Now comes the fiddly bit, mounting the activation switch and wiring in the electrical system for the fan. Now it looks complicated but with a bit of thought and care, its actually not that difficult.
Before you proceed with this, turn off your van's 12v electrical system. Most vans will have a switch to isolate the 12v system from the house batteries. This is to prevent an unintended short circuit of the system. This can burn out the small switch or, worse, damage the toilet flush pump.
With the cartridge removed, have a look at the mechanism on the top of the cavity and have another person operate the flap from inside the van. This will show you how the mechanism for the toilet flap works and you'll see exactly where the switch needs to be placed. The switch is activated when the flap is open. When you've determined this location (see the pic below) clean the wall of the cavity with methylated spirits, peel off the backing from the double sided tape on the switch bracket and press it into position ensuring the top of the bracket as as high in the area as it can go. Test the flap mechanism to ensure the switch is in the right spot and activates properly. Once you're happy with the location, secure the bracket into place using the small black screw supplied.
Its then a simple matter to use the red cable connectors to connect the power cables to the corresponding wires located on the right hand side of the cavity. I used wire ties and plastic conduit to neaten up the excess wiring inside the cavity. I also shortened the wires going to the fan ensuring sufficient free play for the door to open fully. It goes without saying to make sure you connect the red wires to red wires and black wires to black. Use the supplied plastic tabs and wire ties to neaten up the wiring and ensure its all tucks away neatly when the door shuts and the cartridge is in place. Before putting the cartridge back in, test the fan by turning the 12v system back on and opening and closing the toilet flap.

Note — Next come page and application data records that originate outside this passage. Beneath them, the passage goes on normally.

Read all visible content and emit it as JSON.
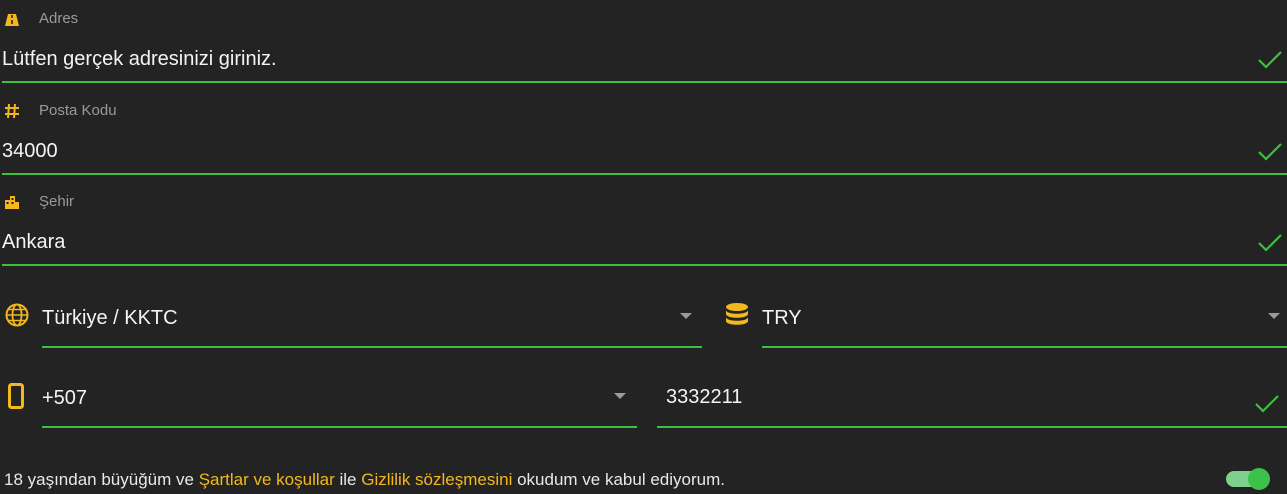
{
  "colors": {
    "accent": "#f5b81c",
    "success": "#3fbf3f",
    "label": "#9a9a9a",
    "background": "#232323"
  },
  "address": {
    "label": "Adres",
    "value": "Lütfen gerçek adresinizi giriniz.",
    "icon": "road-icon"
  },
  "postal": {
    "label": "Posta Kodu",
    "value": "34000",
    "icon": "hash-icon"
  },
  "city": {
    "label": "Şehir",
    "value": "Ankara",
    "icon": "city-icon"
  },
  "country": {
    "value": "Türkiye / KKTC",
    "icon": "globe-icon"
  },
  "currency": {
    "value": "TRY",
    "icon": "coins-icon"
  },
  "phone": {
    "code": "+507",
    "number": "3332211",
    "icon": "mobile-icon"
  },
  "terms": {
    "prefix": "18 yaşından büyüğüm ve ",
    "link1": "Şartlar ve koşullar",
    "middle": " ile ",
    "link2": "Gizlilik sözleşmesini",
    "suffix": " okudum ve kabul ediyorum.",
    "toggle_on": true
  }
}
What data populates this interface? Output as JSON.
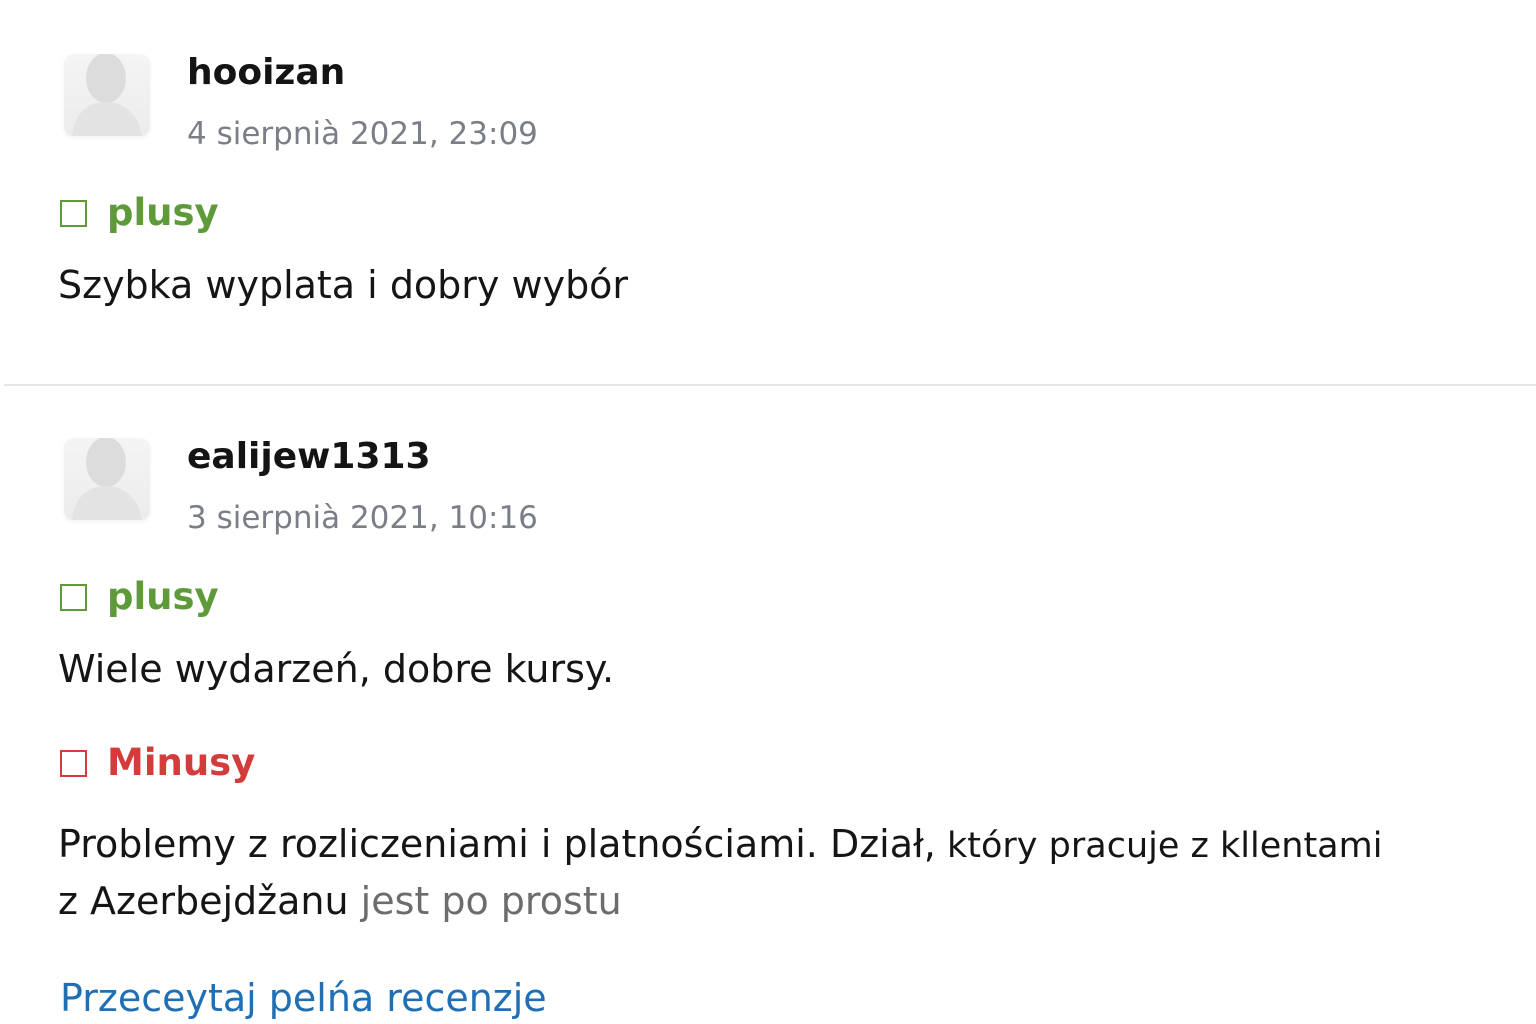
{
  "reviews": [
    {
      "username": "hooizan",
      "date": "4 sierpnià 2021, 23:09",
      "pros_label": "plusy",
      "pros_text": "Szybka wyplata i dobry wybór"
    },
    {
      "username": "ealijew1313",
      "date": "3 sierpnià 2021, 10:16",
      "pros_label": "plusy",
      "pros_text": "Wiele wydarzeń, dobre kursy.",
      "cons_label": "Minusy",
      "cons_line1_a": "Problemy z rozliczeniami i platnościami. Dział,",
      "cons_line1_b": " który pracuje z kllentami",
      "cons_line2_a": "z Azerbejdžanu",
      "cons_line2_b": " jest po prostu"
    }
  ],
  "read_more_label": "Przeceytaj pelńa recenzje",
  "icons": {
    "avatar": "user-silhouette-icon",
    "pros": "checkbox-icon",
    "cons": "checkbox-icon"
  },
  "colors": {
    "pros": "#5f9a3a",
    "cons": "#d43c3c",
    "link": "#1f6fb5",
    "date": "#7a7f87"
  }
}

The final step is one that isn't well explained in the instructions. You have to remove the plastic insertion plate in the bottom of the cartridge cavity. Call me thick but, for some reason, it wasn't immediately obvious what this part of the instructions was referring to. Its a cover that sits on the bottom of the cavity floor and it has a raised section that activates a vent on the cartridge when it is inserted into the cavity. Removing this cover prevents this vent from opening and this is necessary for the proper operation of the SOG system. After removing this plate, store it in a safe place.
The only remaining step is to ensure the door closes properly with the cartridge in place. You may need to trim the ventilation hose to suit. Once you've got the right length, soften the end of the hose with hot water to get it to fit over the fan outlet. I didn't need to trim off any of ours as it sat neatly between the cartridge and the access door when shut.
And that's all there is to it. The only final touch I will make is to paint the filter cover black to match the rest of the checker-plate. The filter needs to be replaced every 12 months and the kit includes a label to write the next replacement date as a reminder.
I've heard people who have installed this system have been able stop to using chemicals in their cartridges. We will be giving the system a pretty good run when we head off on our trip so we will experiment with it to see what works best.